The Janjaweed militias, as is now being observed, are very different from the Islamist-orientated Popular Defence Force (PDF) militias that were initially set up by the regime in 1989 to fight the war against the Sudan People’s Liberation Army.
The ideology that helped to inspire their creation was a narrow race-based vision of Arab identity. In the Darfur conflict, they fought against a former Popular Defence Force commander, Khalil Ibrahim and, when incorporated into the Rapid Support Forces, they fought on behalf of Saudi Arabia against Houthi Islamists in Yemen.
And it was the RSF under Hemeti which was the major military backer of the rise of Abdel-Fattah Burhan - who oversaw Sudanese forces operating in Yemen - and the TMC.
The anti-Islamist axis
Since the rise of the TMC, individuals close to the anti-Islamist Saudi-Emirati-Egyptian axis have sought to gain control over the deep state. Abu Bakr Mustafa, who replaced Salah Gosh as head of the National Intelligence and Security Services, has firm ties to Saudi Arabia and Egypt, having served in diplomatic posts in both countries.
While the Rapid Support Forces have gone from strength to strength, the TMC agreed with the opposition Forces of Freedom and Change that the Popular Defence Forces would be incorporated into the regular army and their accounts in the Central Bank of Sudan would be suspended.
Given the ideological character of the original coup that brought Bashir into power in 1989, it is unsurprising that as much popular anger during the revolution has been levelled at Islamism as it has at the state per se. Both the TMC and opposition politicians have been conscious of this.
The Forces of Freedom and Change appeared happy to urge on a policy of attacking the Islamists, rather than the deep state as a whole. Many politicians from the opposition alliance themselves headed to the Emirates after the uprising, including rebel leaders hoping for Emirati mediation between the TMC and opposition.
One prominent rebel leader, Yasir Arman, observed on a visit to Dubai that any talk of division between his allies and Hemeti was "fabrications by elements of the old regime". He subsequently wrote that Burhan and Hemeti, having no Islamist ties, were potential "allies" of the Forces of Freedom and Change. He encouraged Sudan’s revolutionaries to vent their anger against three Islamist generals on the TMC - who were indeed subsequently removed.
Unfortunately, his efforts at pragmatism came back to haunt him when Hemeti’s forces slaughtered protestors en masse on 3 June, and the TMC then forcibly removed Arman himself to South Sudan.
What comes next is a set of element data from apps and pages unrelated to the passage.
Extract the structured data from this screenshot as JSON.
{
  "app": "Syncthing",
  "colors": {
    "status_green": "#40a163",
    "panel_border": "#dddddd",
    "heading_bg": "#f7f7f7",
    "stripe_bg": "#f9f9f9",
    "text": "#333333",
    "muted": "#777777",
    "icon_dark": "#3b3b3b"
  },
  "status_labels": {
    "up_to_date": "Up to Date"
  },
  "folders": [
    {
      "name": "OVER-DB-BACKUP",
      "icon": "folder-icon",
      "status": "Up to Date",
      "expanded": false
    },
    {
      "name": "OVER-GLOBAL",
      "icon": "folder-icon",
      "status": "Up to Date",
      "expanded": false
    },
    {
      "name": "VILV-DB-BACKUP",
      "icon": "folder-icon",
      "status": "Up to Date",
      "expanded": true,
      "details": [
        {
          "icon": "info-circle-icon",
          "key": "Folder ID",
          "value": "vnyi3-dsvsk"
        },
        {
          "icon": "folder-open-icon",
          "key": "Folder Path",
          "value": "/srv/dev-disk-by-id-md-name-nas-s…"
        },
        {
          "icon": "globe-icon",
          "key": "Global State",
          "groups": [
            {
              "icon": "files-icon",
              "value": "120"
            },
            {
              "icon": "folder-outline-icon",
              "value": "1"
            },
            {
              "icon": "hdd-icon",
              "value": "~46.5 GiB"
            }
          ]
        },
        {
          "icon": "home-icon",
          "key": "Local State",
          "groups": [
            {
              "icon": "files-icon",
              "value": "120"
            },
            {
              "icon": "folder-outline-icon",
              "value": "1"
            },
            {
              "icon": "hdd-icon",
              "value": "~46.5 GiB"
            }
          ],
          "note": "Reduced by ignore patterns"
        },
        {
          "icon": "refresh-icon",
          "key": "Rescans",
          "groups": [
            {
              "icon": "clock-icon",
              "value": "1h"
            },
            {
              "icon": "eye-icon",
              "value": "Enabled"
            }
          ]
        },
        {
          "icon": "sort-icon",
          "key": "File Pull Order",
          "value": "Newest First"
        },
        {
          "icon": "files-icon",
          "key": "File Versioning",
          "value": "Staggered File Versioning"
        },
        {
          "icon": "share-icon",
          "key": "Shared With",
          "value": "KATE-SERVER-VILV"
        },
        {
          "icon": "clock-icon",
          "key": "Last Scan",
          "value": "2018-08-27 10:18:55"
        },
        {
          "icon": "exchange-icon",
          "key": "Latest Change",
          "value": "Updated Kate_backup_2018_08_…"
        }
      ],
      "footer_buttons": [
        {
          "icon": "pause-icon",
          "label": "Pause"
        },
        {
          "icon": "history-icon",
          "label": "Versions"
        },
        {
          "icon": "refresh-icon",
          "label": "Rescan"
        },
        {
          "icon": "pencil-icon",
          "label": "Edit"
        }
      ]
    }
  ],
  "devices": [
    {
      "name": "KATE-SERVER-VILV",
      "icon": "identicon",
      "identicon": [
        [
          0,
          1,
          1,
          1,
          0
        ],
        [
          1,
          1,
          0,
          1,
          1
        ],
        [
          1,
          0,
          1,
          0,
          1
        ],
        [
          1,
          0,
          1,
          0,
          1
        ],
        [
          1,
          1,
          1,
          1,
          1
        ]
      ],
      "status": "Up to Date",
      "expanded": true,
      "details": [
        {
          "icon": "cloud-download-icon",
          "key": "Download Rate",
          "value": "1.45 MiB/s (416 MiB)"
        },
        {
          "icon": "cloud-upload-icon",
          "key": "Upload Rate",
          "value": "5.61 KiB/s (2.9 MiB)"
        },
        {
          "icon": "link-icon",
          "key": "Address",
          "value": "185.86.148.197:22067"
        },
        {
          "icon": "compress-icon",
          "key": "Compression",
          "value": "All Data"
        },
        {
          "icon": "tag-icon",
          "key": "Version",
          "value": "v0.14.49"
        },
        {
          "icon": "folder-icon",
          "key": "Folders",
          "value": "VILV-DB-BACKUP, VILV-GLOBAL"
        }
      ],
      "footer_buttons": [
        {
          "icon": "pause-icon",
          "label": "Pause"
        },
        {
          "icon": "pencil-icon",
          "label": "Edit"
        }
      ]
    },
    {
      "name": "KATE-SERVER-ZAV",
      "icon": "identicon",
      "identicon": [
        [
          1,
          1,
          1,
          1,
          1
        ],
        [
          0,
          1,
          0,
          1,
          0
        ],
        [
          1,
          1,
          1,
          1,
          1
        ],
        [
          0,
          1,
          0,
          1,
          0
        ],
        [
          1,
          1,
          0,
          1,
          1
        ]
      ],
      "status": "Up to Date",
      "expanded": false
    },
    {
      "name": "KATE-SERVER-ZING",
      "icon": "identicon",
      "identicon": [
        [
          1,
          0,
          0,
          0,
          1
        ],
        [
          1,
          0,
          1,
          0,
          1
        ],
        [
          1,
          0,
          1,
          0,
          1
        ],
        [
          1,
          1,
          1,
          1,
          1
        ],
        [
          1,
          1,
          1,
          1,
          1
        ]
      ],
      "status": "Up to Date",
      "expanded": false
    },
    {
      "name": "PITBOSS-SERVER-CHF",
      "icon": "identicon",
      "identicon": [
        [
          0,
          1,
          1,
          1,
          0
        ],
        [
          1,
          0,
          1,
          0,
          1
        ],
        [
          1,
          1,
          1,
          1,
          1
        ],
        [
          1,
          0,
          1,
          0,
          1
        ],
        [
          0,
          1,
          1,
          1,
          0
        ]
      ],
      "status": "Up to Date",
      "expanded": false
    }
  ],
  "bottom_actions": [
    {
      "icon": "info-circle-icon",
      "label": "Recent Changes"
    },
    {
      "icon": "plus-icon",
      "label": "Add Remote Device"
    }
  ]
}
The Islamists may have been hit hard, but the deep state is still going strong.
The views expressed in this article belong to the author and do not necessarily reflect the editorial policy of Middle East Eye.